#### Data records
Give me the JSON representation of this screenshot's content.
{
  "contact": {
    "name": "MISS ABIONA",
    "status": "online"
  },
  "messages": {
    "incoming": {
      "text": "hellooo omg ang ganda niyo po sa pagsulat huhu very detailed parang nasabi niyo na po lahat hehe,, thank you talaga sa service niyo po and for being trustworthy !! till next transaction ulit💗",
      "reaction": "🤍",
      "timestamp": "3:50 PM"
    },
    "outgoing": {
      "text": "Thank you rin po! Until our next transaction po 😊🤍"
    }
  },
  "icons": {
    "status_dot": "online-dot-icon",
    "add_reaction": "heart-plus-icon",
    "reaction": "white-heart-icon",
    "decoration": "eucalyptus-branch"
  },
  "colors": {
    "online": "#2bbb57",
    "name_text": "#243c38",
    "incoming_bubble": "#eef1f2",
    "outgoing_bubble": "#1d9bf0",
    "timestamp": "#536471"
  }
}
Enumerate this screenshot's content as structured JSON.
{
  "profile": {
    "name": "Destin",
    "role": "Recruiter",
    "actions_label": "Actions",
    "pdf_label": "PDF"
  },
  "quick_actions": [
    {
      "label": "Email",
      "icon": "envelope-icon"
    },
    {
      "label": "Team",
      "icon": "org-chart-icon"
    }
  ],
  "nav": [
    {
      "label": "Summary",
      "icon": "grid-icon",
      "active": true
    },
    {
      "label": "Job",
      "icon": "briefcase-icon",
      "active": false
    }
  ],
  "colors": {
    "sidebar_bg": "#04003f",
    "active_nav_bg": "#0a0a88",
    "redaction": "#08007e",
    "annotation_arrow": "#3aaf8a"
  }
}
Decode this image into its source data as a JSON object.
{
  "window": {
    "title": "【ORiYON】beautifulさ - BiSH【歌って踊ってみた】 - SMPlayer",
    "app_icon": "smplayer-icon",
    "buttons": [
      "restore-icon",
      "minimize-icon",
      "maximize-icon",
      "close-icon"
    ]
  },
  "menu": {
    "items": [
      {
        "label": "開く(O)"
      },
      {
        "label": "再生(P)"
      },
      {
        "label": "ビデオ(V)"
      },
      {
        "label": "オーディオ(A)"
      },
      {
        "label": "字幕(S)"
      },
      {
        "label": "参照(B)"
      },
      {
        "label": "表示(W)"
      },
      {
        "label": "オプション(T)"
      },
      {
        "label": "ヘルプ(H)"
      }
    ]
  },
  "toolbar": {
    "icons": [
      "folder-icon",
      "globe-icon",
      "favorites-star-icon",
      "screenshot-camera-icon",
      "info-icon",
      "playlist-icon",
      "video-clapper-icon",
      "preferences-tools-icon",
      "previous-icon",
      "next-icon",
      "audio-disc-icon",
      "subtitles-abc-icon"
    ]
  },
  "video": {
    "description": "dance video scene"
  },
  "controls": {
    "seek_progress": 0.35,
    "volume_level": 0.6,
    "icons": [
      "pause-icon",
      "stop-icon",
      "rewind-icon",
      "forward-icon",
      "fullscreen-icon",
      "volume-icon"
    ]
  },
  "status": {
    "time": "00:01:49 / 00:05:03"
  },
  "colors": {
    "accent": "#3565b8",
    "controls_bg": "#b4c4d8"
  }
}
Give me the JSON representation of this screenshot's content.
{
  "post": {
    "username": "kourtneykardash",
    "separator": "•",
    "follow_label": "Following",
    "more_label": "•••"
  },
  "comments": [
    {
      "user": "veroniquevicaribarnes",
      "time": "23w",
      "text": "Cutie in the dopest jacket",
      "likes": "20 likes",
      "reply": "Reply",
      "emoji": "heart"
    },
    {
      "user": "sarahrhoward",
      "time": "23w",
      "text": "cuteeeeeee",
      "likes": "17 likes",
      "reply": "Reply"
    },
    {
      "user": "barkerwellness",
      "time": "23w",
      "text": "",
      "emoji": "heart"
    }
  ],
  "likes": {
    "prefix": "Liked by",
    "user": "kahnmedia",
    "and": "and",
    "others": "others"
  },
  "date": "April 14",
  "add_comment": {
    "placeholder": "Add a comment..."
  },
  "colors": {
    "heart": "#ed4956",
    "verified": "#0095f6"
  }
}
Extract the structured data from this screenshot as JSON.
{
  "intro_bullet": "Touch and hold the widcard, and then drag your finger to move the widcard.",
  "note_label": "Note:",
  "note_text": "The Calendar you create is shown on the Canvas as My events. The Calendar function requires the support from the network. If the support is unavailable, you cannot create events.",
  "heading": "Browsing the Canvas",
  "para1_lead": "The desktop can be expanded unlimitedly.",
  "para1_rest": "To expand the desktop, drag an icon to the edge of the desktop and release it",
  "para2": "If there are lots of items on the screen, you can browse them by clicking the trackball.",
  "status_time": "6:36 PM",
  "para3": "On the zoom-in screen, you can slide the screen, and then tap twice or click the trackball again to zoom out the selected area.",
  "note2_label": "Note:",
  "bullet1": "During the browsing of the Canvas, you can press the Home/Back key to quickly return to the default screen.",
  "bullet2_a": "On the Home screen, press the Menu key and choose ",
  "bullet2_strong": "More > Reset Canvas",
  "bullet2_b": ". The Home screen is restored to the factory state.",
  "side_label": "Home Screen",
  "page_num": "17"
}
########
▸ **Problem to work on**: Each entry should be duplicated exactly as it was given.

▸ **Result for this task**:
Give me the JSON representation of this screenshot's content.
{
  "contact": {
    "name": "MISS ABIONA",
    "status": "online"
  },
  "messages": {
    "incoming": {
      "text": "hellooo omg ang ganda niyo po sa pagsulat huhu very detailed parang nasabi niyo na po lahat hehe,, thank you talaga sa service niyo po and for being trustworthy !! till next transaction ulit💗",
      "reaction": "🤍",
      "timestamp": "3:50 PM"
    },
    "outgoing": {
      "text": "Thank you rin po! Until our next transaction po 😊🤍"
    }
  },
  "icons": {
    "status_dot": "online-dot-icon",
    "add_reaction": "heart-plus-icon",
    "reaction": "white-heart-icon",
    "decoration": "eucalyptus-branch"
  },
  "colors": {
    "online": "#2bbb57",
    "name_text": "#243c38",
    "incoming_bubble": "#eef1f2",
    "outgoing_bubble": "#1d9bf0",
    "timestamp": "#536471"
  }
}
Enumerate this screenshot's content as structured JSON.
{
  "profile": {
    "name": "Destin",
    "role": "Recruiter",
    "actions_label": "Actions",
    "pdf_label": "PDF"
  },
  "quick_actions": [
    {
      "label": "Email",
      "icon": "envelope-icon"
    },
    {
      "label": "Team",
      "icon": "org-chart-icon"
    }
  ],
  "nav": [
    {
      "label": "Summary",
      "icon": "grid-icon",
      "active": true
    },
    {
      "label": "Job",
      "icon": "briefcase-icon",
      "active": false
    }
  ],
  "colors": {
    "sidebar_bg": "#04003f",
    "active_nav_bg": "#0a0a88",
    "redaction": "#08007e",
    "annotation_arrow": "#3aaf8a"
  }
}
Decode this image into its source data as a JSON object.
{
  "window": {
    "title": "【ORiYON】beautifulさ - BiSH【歌って踊ってみた】 - SMPlayer",
    "app_icon": "smplayer-icon",
    "buttons": [
      "restore-icon",
      "minimize-icon",
      "maximize-icon",
      "close-icon"
    ]
  },
  "menu": {
    "items": [
      {
        "label": "開く(O)"
      },
      {
        "label": "再生(P)"
      },
      {
        "label": "ビデオ(V)"
      },
      {
        "label": "オーディオ(A)"
      },
      {
        "label": "字幕(S)"
      },
      {
        "label": "参照(B)"
      },
      {
        "label": "表示(W)"
      },
      {
        "label": "オプション(T)"
      },
      {
        "label": "ヘルプ(H)"
      }
    ]
  },
  "toolbar": {
    "icons": [
      "folder-icon",
      "globe-icon",
      "favorites-star-icon",
      "screenshot-camera-icon",
      "info-icon",
      "playlist-icon",
      "video-clapper-icon",
      "preferences-tools-icon",
      "previous-icon",
      "next-icon",
      "audio-disc-icon",
      "subtitles-abc-icon"
    ]
  },
  "video": {
    "description": "dance video scene"
  },
  "controls": {
    "seek_progress": 0.35,
    "volume_level": 0.6,
    "icons": [
      "pause-icon",
      "stop-icon",
      "rewind-icon",
      "forward-icon",
      "fullscreen-icon",
      "volume-icon"
    ]
  },
  "status": {
    "time": "00:01:49 / 00:05:03"
  },
  "colors": {
    "accent": "#3565b8",
    "controls_bg": "#b4c4d8"
  }
}
Give me the JSON representation of this screenshot's content.
{
  "post": {
    "username": "kourtneykardash",
    "separator": "•",
    "follow_label": "Following",
    "more_label": "•••"
  },
  "comments": [
    {
      "user": "veroniquevicaribarnes",
      "time": "23w",
      "text": "Cutie in the dopest jacket",
      "likes": "20 likes",
      "reply": "Reply",
      "emoji": "heart"
    },
    {
      "user": "sarahrhoward",
      "time": "23w",
      "text": "cuteeeeeee",
      "likes": "17 likes",
      "reply": "Reply"
    },
    {
      "user": "barkerwellness",
      "time": "23w",
      "text": "",
      "emoji": "heart"
    }
  ],
  "likes": {
    "prefix": "Liked by",
    "user": "kahnmedia",
    "and": "and",
    "others": "others"
  },
  "date": "April 14",
  "add_comment": {
    "placeholder": "Add a comment..."
  },
  "colors": {
    "heart": "#ed4956",
    "verified": "#0095f6"
  }
}
Extract the structured data from this screenshot as JSON.
{
  "intro_bullet": "Touch and hold the widcard, and then drag your finger to move the widcard.",
  "note_label": "Note:",
  "note_text": "The Calendar you create is shown on the Canvas as My events. The Calendar function requires the support from the network. If the support is unavailable, you cannot create events.",
  "heading": "Browsing the Canvas",
  "para1_lead": "The desktop can be expanded unlimitedly.",
  "para1_rest": "To expand the desktop, drag an icon to the edge of the desktop and release it",
  "para2": "If there are lots of items on the screen, you can browse them by clicking the trackball.",
  "status_time": "6:36 PM",
  "para3": "On the zoom-in screen, you can slide the screen, and then tap twice or click the trackball again to zoom out the selected area.",
  "note2_label": "Note:",
  "bullet1": "During the browsing of the Canvas, you can press the Home/Back key to quickly return to the default screen.",
  "bullet2_a": "On the Home screen, press the Menu key and choose ",
  "bullet2_strong": "More > Reset Canvas",
  "bullet2_b": ". The Home screen is restored to the factory state.",
  "side_label": "Home Screen",
  "page_num": "17"
}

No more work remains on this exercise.